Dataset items

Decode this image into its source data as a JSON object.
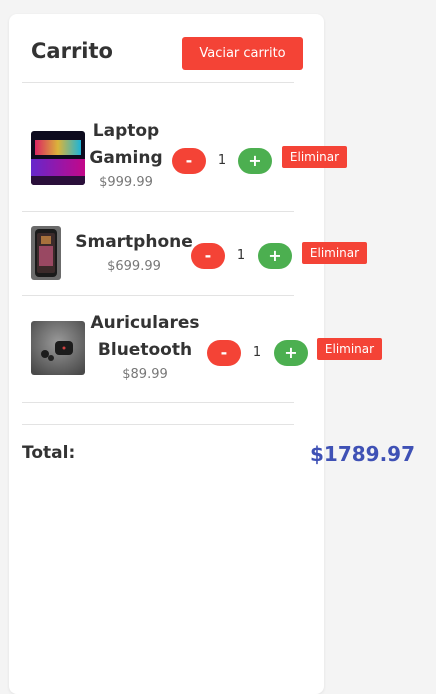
{
  "cart": {
    "title": "Carrito",
    "clear_label": "Vaciar carrito",
    "currency_total_label": "Total:",
    "total": "$1789.97",
    "items": [
      {
        "name_line1": "Laptop",
        "name_line2": "Gaming",
        "price": "$999.99",
        "quantity": "1",
        "minus_label": "-",
        "plus_label": "+",
        "remove_label": "Eliminar"
      },
      {
        "name_line1": "Smartphone",
        "name_line2": "",
        "price": "$699.99",
        "quantity": "1",
        "minus_label": "-",
        "plus_label": "+",
        "remove_label": "Eliminar"
      },
      {
        "name_line1": "Auriculares",
        "name_line2": "Bluetooth",
        "price": "$89.99",
        "quantity": "1",
        "minus_label": "-",
        "plus_label": "+",
        "remove_label": "Eliminar"
      }
    ]
  },
  "colors": {
    "danger": "#f44336",
    "success": "#4caf50",
    "total": "#3f51b5"
  }
}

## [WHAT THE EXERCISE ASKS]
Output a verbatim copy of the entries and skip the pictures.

## [ANSWER SECTION]
Decode this image into its source data as a JSON object.
{
  "cart": {
    "title": "Carrito",
    "clear_label": "Vaciar carrito",
    "currency_total_label": "Total:",
    "total": "$1789.97",
    "items": [
      {
        "name_line1": "Laptop",
        "name_line2": "Gaming",
        "price": "$999.99",
        "quantity": "1",
        "minus_label": "-",
        "plus_label": "+",
        "remove_label": "Eliminar"
      },
      {
        "name_line1": "Smartphone",
        "name_line2": "",
        "price": "$699.99",
        "quantity": "1",
        "minus_label": "-",
        "plus_label": "+",
        "remove_label": "Eliminar"
      },
      {
        "name_line1": "Auriculares",
        "name_line2": "Bluetooth",
        "price": "$89.99",
        "quantity": "1",
        "minus_label": "-",
        "plus_label": "+",
        "remove_label": "Eliminar"
      }
    ]
  },
  "colors": {
    "danger": "#f44336",
    "success": "#4caf50",
    "total": "#3f51b5"
  }
}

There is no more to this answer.